- Matthew Schniper
Dale Street Café
115 E. Dale St., 578-9898, mydalestreetcafe.com
Everything I recall from my 2013 Dale Street visit pretty much remains the same: super cute Victorian vibe, sincere service, and clear attempts to have a little fun with food trends while leaning on a very eclectic menu that misses as much as it hits.
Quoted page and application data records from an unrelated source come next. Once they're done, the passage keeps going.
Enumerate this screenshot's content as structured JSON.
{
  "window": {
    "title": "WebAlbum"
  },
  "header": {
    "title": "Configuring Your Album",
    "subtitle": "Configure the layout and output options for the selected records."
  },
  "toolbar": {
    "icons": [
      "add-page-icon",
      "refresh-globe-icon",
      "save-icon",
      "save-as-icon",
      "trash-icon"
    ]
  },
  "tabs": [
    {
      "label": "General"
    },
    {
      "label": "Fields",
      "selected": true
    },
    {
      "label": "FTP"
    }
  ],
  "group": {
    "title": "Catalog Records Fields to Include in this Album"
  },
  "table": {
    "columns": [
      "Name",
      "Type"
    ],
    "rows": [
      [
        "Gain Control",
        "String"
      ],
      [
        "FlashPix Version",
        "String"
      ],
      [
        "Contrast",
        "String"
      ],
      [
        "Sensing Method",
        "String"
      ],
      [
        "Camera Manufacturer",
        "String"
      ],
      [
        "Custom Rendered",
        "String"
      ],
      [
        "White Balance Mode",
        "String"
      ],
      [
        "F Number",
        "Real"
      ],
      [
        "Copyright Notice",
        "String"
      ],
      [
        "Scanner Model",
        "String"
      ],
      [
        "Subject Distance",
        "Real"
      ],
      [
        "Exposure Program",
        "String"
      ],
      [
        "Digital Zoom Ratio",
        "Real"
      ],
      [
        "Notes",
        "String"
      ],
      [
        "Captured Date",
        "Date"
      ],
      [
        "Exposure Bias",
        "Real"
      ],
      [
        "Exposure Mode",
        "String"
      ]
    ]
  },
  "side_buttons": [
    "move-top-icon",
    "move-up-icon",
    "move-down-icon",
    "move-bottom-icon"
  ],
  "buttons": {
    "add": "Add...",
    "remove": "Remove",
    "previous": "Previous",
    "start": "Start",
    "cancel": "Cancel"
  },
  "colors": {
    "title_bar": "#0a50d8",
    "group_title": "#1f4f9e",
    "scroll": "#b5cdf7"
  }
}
Take for instance a kimchi burger ($8.50) and Wild at Heart pasta ($13.95) at lunch. Better kimchi patties I've had have incorporated the fermented cabbage slivers into the beef and trusted American palates to handle some spiciness. This one's tame, with sparse kimchi intermixed in the fixings, and a flavorless well-done patty, though I like the unusually thin wheat bun and great French onion soup side. The pasta offers a gluten-free brown rice noodle alternative, perhaps over-boiled as it turns to mush easily. And though stacked with red onions, wilted spinach, artichoke hearts, mushrooms and walnuts, its red pepper-mango chutney sauce doesn't really pop. Again, tame. — Matthew Schniper
- Bryce Crawford
Pikes Peak Authentic German Food
While it's possible to catch the truck at area breweries, the first place to look for Authentic German Food is during lunch hour outside the new and glistening PFC Floyd K. Lindstrom Outpatient Clinic at 3141 Centennial Blvd. There you'll see a silver trailer pulled by an SUV and staffed by husband-and-wife team Jane McAllister and John Dort.
Jane asked if I was from another food truck and scouting them, but I was only interested in the Bratwurst im Brötchen ($5.50), the currywurst ($4) and the Frikadellen ($5), which are basically hamburger rounds with gravy. The currywurst was a true highlight, the Sara's Sausage slices covered in a vaguely sweet tomato-based sauce, flavors of onion and curry powder balancing against the meaty notes. On bread from Wimberger's Old World Bakery, the pale brat was textbook, with onions and sauerkraut. The Frikadellen mostly tasted burned, but the side of deeply roasted potatoes was stellar. — Bryce Crawford
- Matthew Schniper
Carniceria Leonela Meat Market
3736 E. Pikes Peak Ave., 637-2641, carnicerialeonelagrocerystore.com
We remain big fans of Carniceria Leonela for multifold reasons best simplified by the word "authenticity." From its butcher counter with all the cuts you won't find at the regular supermarket (e.g., beef tongue) to its expansive market of imported Mexican staples and the attached taqueria filled with Spanish chatter, everything is transportive. Plus, for $15, you can easily stuff two bellies with street-style tacos ranging from $1.59 to $1.89 apiece.
The tripas always reigns supreme with its chewy saltiness, even though its classification as "edible offal" sounds gross. Hey, organ meats just aren't for everyone. So maybe tread more familiar territory with barbacoa, asada, carnitas, pollo or pastor tacos — the more common beef, chicken and pork cuts, all treated properly. Your moves at the self-serve salsa and relish counter will round out the flavors: I go ample cilantro and raw white onion, half a Key lime squeeze and the hottest salsa rojo. — Matthew Schniper